━━━━━ The input ━━━━━

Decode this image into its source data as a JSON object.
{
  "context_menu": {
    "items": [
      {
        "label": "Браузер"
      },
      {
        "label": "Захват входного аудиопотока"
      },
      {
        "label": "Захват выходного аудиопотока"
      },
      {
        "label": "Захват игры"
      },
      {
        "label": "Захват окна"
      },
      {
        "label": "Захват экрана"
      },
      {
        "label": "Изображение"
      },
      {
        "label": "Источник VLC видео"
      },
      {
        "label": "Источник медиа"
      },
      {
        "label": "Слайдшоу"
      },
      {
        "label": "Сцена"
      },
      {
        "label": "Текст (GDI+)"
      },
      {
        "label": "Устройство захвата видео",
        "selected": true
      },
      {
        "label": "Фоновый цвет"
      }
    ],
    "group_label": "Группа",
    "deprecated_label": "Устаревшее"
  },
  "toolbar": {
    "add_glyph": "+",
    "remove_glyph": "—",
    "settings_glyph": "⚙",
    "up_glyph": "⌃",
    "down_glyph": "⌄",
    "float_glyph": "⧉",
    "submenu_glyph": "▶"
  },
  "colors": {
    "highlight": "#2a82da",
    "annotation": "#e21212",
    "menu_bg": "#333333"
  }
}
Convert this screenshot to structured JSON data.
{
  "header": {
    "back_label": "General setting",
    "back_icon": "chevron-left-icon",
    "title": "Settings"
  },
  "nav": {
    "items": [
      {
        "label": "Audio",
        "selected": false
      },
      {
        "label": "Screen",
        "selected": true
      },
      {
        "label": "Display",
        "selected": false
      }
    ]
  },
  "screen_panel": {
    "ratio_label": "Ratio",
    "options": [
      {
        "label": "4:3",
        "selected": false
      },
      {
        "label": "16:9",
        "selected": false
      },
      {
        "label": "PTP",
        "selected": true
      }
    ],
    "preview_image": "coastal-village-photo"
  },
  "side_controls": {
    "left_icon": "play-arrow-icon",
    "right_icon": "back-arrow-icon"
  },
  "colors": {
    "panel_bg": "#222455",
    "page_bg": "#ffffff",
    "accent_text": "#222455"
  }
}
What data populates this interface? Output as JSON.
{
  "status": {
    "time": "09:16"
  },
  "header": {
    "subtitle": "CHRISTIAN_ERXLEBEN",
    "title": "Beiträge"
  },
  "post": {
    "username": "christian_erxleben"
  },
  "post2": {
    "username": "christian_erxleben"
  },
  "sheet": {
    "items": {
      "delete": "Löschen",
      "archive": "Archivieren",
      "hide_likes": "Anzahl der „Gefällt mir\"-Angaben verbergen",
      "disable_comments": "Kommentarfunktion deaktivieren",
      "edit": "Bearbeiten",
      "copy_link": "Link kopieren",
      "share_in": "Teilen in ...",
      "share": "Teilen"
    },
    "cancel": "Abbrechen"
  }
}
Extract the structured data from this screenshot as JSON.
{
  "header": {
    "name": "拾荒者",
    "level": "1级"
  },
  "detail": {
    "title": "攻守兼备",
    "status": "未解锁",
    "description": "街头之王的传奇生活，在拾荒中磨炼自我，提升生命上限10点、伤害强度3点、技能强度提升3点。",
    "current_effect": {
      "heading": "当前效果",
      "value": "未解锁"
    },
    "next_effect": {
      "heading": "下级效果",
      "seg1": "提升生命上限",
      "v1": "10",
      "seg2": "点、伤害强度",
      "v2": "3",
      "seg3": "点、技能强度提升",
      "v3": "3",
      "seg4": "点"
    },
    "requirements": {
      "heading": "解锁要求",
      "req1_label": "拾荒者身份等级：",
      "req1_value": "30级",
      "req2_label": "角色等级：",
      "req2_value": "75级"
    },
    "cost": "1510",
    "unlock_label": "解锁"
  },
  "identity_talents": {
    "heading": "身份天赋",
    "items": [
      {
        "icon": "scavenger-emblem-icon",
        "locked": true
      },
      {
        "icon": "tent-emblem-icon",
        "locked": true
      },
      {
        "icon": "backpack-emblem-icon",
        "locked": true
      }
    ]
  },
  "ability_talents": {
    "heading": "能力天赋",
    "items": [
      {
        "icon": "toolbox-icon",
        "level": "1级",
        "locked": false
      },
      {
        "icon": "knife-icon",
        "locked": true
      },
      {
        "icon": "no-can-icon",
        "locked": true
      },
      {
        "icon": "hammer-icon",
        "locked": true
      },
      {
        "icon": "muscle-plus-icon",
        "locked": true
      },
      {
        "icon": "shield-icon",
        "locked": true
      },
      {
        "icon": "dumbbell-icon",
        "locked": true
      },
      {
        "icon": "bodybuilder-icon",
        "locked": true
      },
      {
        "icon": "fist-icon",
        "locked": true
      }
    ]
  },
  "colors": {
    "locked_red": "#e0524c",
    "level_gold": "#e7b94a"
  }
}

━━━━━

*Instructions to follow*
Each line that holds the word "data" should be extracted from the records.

*Answer box*
Decode this image into its source data as a JSON object.
Convert this screenshot to structured JSON data.
What data populates this interface? Output as JSON.
Extract the structured data from this screenshot as JSON.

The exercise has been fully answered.